So this quarter, as I’ve been working on my senior thesis #1 — about Herakles in Gandharan Buddhist art — it’s absorbed me so thoroughly that I haven’t been around here much. (For the curious, my thesis is an analysis of the appropriation of Heraklean iconography in Gandharan Buddhist art from the 1st-3rd centuries CE. Herakles appears as himself, but far more often as a converted chthonic deity named Vajrapani, who becomes the bodyguard of the Buddha.) I’ve started keeping track of how many hours I spent working on it per week:
- Week 3: 12.5 hours
- Week 4: 12 hours
- Week 5: 12 hours
- Week 6 (so far): 15 hours
What I’ve learned so far about doing research:
- I spend way more time than I thought I would on tedious matters. My primary sources are all in art catalogs, many of them obscure and difficult to acquire. One took a month to arrive via interlibrary loan. I spend more time than I would like on tracking down sources and scanning books for my reference. I am also creating an excel spreadsheet to keep track of all the sculpture
- I am getting really good at topical triage. One of the most thorny problems in Gandharan art is chronology. Countless monographs have been written on the topic. As far as I can tell, most of them are worthless, since they are based on a subjective stylistic analysis with little proven dates or archaeological evidence. I am ignoring this topic entirely and only looking at the art from a synchronic perspective. I might miss some piece of the puzzle by ignoring one approach, but I am okay with that. It’s a sound cost-benefit analysis.

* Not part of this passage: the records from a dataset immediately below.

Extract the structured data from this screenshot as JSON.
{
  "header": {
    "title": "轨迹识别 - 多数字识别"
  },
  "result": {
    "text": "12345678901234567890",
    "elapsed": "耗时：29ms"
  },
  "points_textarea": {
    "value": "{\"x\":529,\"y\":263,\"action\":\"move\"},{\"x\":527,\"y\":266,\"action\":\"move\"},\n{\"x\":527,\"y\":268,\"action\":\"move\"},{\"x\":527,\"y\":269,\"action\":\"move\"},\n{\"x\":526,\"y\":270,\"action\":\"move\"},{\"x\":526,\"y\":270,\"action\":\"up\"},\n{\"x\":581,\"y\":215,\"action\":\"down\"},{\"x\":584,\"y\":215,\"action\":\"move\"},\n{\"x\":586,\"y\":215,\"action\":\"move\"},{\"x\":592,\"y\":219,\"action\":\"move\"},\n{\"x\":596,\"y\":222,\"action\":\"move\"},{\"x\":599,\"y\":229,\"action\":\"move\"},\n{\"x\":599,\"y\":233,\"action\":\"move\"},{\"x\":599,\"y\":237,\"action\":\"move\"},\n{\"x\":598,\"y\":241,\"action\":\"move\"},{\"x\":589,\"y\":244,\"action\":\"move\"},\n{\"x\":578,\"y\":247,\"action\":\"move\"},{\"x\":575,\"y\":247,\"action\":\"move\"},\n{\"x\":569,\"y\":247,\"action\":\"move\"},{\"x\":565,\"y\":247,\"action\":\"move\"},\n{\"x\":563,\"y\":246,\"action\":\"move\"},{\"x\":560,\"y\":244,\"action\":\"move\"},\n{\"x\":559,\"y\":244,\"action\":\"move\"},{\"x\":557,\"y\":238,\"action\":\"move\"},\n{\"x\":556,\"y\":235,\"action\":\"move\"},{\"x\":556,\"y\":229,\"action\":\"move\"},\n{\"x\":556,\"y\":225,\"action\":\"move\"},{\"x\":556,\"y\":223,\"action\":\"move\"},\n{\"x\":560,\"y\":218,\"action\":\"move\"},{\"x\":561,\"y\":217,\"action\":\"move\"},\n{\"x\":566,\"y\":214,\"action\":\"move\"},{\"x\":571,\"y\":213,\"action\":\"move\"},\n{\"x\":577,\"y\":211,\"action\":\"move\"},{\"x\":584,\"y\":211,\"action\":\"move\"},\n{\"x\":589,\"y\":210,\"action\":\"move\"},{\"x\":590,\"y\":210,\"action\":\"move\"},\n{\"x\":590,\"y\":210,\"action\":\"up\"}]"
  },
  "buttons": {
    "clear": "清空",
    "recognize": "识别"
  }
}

- I am learning to distinguish between low-level, high-level, and impossible questions. As I read scholarship, I am constantly finding and inventing new questions. I write them down and sort them out according to level of analysis. For example, some low-level questions: what scenes from the Buddha’s life does this figure appear in? what expressions does he have on his face? Some higher-level questions: why does his appearance change from image to image? why did Buddhists artists use the iconography of Herakles in the first place? were the images of Herakles drawn more from Greek or Roman art? And then, the impossible questions: how much did Buddhists artists know about Herakles’ myths? were the artisans who made these Herakles-Vajrapani images Indian by origin or were they immigrants from Rome on the Silk Road?
- I am setting clear deadlines and finding a happy medium of pressure. Every classics major at my school is required to write a thesis. Last year, many of the theses were very late. The students were stressed out, the professors were frustrated, and nobody was having a fun time. I don’t work well under last-minute pressure, so I am pacing myself. I work on the thesis from 7-10 four days a week. I am also forcing myself into a deadline, as I’ve applied to present it at the Pacific Northwest regional AAR meeting. So I have some pressure, but not so much that I explode!
Fellow researchers, what have you learned over the years?